Upon Walter's death in 1979, the family's ownership continued through Walter's son Peter This continued until 1998, when Peter O'Malley sold the Dodgers to Fox for somewhere north of $300 million, at the time the largest amount paid for a U.S. sports franchise.
In the 49 seasons from 1950 through 1998, the Dodgers were the crown jewel of the National League. They made the postseason 17 times, were in 13 World Series, and won six World Championships.
Since then, under the ownership of Fox and later the McCourts, the Dodgers have been ... well, let's charitably say "less successful". They have made the playoffs only four times since 1999 and not returned to the World Series, and the financial troubles of the McCourts are well chronicled; those troubles have now forced the sale of the team through a bankruptcy court.
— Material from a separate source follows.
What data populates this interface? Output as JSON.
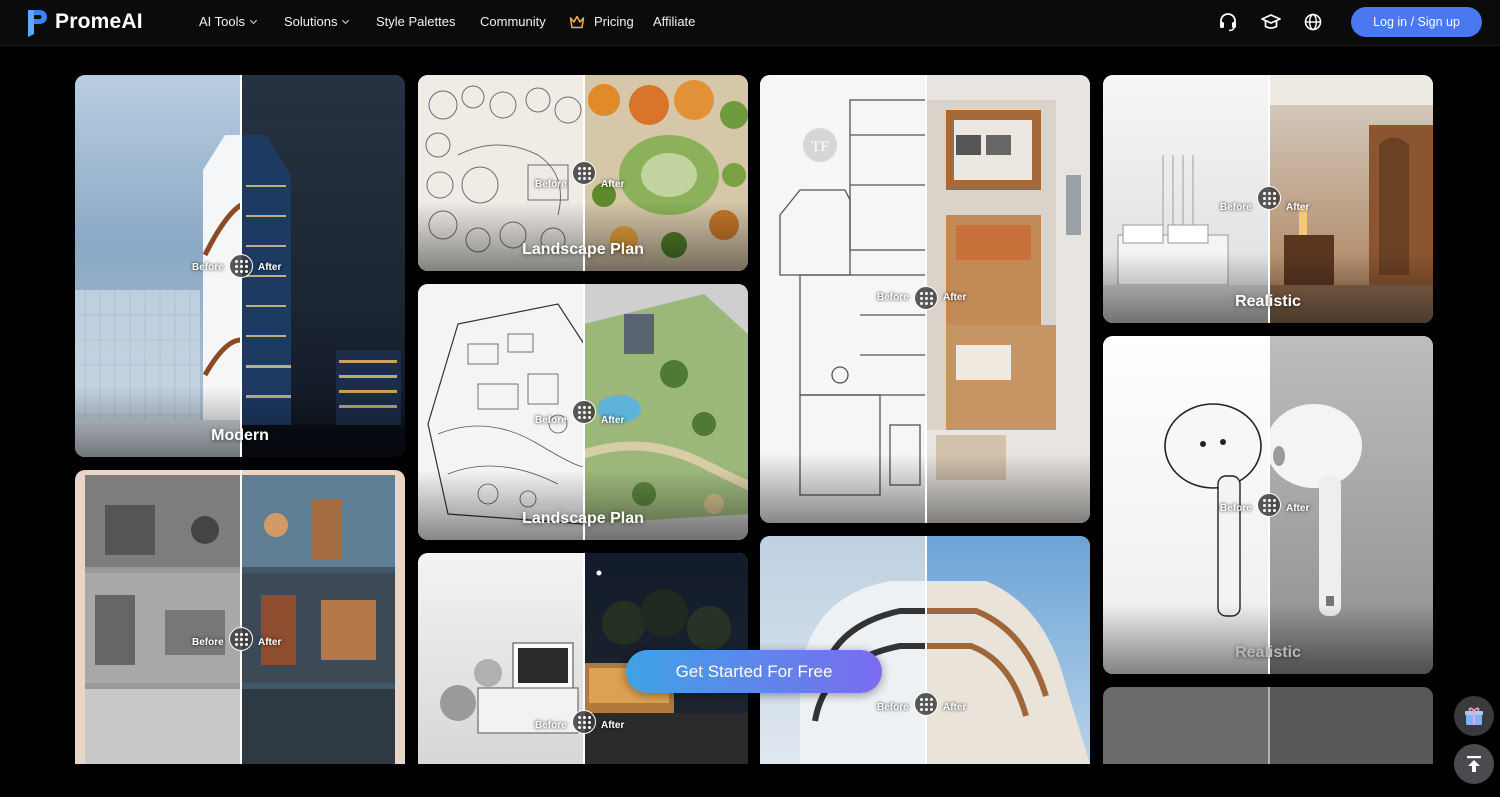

It's been well-known that Peter O'Malley, now 74 years old, has been trying to put together a group to buy the Dodgers. The Los Angeles Times now reports that O'Malley might have found a partner to help finance his bid:
Peter O'Malley's bid to buy back the Dodgers is supported by financing from the South Korean conglomerate E-Land, two people familiar with the Dodgers' sale process said Monday.
If the O'Malley bid is successful, E-Land Chairman Song Soo Park will become a major investor in the Dodgers, one of the people said.
The ownership group also would have investors from Los Angeles. O'Malley has had discussions with Tony Ressler, a minority owner of the Milwaukee Brewers and co-founder of Los Angeles-based Ares Capital, according to a person familiar with the talks.
The article points out that foreign ownership wouldn't be an issue for MLB, as Nintendo owns a majority interest in the Mariners (incidentally, when the Mariners and Athletics open the 2012 season in Japan, it will be the first time Nintendo chairman Hiroshi Yamauchi sees the Mariners play in person).
If the O'Malley group's bid is successful, he'd become the president of the team, the same title he held from 1970 through 1998. Having a Korean company as a major investor in the Dodgers would likely raise that team's profile in that country; there was only one active major leaguer (Shin-Soo Choo) from Korea in 2011, but there are dozens more in the minor leagues and this would put the Dodgers at the forefront of developing talent there.
What's most remarkable about tha Los Angeles Times article, though, is this:
Frank McCourt, the Dodgers' departing owner, expects the team to sell for at least $1.5 billion. That would be almost double the previous record price for a major league club, set when the Ricketts family bought the Chicago Cubs for $845 million in 2009.
One point five billion dollars. Does that include half the city of Los Angeles as well as the team?
McCourt is desperate for money, but it doesn't seem as if the Dodgers would go for double the amount the Cubs did -- the Cubs sale included Wrigley Field, and it's not clear whether that $1.5 billion tab would include Dodger Stadium and its parking lots (if it did, it might be closer to McCourt's dream price).
There are eight groups still in the running for the Dodgers; several of them have longtime ties to the city or the team. But the idea of the O'Malley family returning the Dodgers to their former days of glory, especially with deep pockets from Asia backing them, has to appeal to the other MLB owners. It won't completely be up to them, because the bankruptcy court will have the final say. But if the O'Malley bid has solid financial backing, Peter O'Malley might just wind up running the Dodgers again, soon.